The growing extremism of political sectarianism has given way to a new kind of polarization, one that focuses on dominating the opposition rather than on championing ideas. In this paper, we propose interventions to mitigate this kind of polarization and protect our democracy.
Finkel, Eli J., Christopher A. Bail, Mina Cikara, Peter H. Ditto, Shanto Iyengar, Samara Klar, Lilliana Mason et al. “Political Sectarianism in America.” Science 370, no. 6516 (2020): 533–36. https://doi.org/10.1126/science.abe1715
Oct 30, 2020
Area of Study
Political polarization, a concern in many countries, is especially acrimonious in the United States. For decades, scholars have studied polarization as an ideological matter — how strongly Democrats and Republicans diverge vis-à-vis political ideals and policy goals. Such competition among groups in the marketplace of ideas is a hallmark of a healthy democracy. But more recently, researchers have identified a second type of polarization, one focusing less on triumphs of ideas than on dominating the abhorrent supporters of the opposing party. This literature has produced a proliferation of insights and constructs but few interdisciplinary efforts to integrate them. We offer such an integration, pinpointing the superordinate construct of political sectarianism and identifying its three core ingredients: othering, aversion, and moralization. We then consider the causes of political sectarianism and its consequences for U.S. society — especially the threat it poses to democracy. Finally, we propose interventions for minimizing its most corrosive aspects.

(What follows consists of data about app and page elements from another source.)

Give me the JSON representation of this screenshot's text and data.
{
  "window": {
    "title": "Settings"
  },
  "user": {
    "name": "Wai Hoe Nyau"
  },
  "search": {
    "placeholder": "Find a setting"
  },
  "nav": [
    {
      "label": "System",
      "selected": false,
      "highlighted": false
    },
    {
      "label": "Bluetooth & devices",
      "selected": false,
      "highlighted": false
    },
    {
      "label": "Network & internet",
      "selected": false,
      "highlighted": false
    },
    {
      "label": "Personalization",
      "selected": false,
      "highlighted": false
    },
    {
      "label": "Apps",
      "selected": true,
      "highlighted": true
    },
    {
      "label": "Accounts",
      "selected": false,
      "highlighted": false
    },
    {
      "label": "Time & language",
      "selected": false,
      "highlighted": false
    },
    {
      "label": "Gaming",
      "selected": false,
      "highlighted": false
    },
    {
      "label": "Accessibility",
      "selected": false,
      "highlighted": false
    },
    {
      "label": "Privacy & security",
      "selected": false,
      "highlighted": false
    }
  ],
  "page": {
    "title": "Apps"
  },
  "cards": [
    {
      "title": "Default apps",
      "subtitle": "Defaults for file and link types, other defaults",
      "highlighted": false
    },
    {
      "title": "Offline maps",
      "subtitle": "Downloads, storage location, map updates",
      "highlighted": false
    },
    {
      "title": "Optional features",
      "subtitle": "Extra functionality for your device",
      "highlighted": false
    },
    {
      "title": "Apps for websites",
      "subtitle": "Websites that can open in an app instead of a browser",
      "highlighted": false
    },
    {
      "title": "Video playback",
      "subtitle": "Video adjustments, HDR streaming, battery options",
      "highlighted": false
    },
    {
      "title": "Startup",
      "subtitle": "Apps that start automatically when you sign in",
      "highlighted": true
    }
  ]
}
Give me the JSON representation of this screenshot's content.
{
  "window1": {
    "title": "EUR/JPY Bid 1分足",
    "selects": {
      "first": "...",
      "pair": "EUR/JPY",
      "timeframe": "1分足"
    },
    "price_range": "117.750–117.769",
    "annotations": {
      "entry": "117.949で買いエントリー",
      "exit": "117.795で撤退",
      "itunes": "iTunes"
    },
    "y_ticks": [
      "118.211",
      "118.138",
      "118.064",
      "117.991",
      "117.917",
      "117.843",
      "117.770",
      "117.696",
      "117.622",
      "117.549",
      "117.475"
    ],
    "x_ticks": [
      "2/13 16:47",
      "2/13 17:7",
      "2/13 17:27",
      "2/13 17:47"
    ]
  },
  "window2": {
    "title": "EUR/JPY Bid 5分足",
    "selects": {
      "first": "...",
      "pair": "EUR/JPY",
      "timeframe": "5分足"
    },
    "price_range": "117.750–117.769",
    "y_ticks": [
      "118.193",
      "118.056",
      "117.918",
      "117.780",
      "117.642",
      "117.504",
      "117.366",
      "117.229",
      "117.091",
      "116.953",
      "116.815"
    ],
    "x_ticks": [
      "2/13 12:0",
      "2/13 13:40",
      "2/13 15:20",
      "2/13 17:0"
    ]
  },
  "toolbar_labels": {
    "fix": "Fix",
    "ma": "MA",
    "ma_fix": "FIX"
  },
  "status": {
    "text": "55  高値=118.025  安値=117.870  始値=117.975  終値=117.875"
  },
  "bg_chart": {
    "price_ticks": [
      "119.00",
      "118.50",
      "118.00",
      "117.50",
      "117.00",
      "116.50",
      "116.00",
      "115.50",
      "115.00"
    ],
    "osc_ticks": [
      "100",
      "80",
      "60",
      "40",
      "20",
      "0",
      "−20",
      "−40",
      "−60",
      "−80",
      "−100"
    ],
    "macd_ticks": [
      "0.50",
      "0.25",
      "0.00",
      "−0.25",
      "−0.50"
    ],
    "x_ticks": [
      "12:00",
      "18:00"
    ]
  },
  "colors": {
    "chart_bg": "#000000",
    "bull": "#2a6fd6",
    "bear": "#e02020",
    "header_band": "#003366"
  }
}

For decades, scholars have studied polarization as an ideological matter—how strongly Democrats and Republicans diverge in their political ideals and policy goals. Generally, competition and debate about ideas is a hallmark of a healthy democracy. However, researchers have identified a second type of polarization that focuses more on dominating the opposition, and less on championing ideas. Regardless of what it’s called, this type of polarization has some form of a moralized identification that pits one political group against another. And while previous literature has produced many insights on the topic, there have been few interdisciplinary efforts to integrate them, which is what we attempt to do in this paper.
First, we offer the construct of political sectarianism and identify its three core ingredients: othering (i.e., labeling groups of people as either “us” or “them”), aversion, and moralization. We then consider the causes of political sectarianism and its consequences for U.S. society, especially the threat it poses to democracy. Finally, we propose interventions for minimizing its most negative effects.
As political sectarianism grows more extreme, it may also become self-reinforcing, rendering mitigation efforts more difficult. Scholars have long argued that a shared threat can bring people together, but such threats may do the opposite when sectarianism is extreme. Bolstering the emphasis on political ideas rather than political adversaries is not a sufficient solution, but it is likely to be a major step in the right direction. The interventions proposed in this paper offer some promising leads, but any serious attempt will require multifaceted efforts to change leadership, media, and democratic systems in ways that are sensitive to human psychology.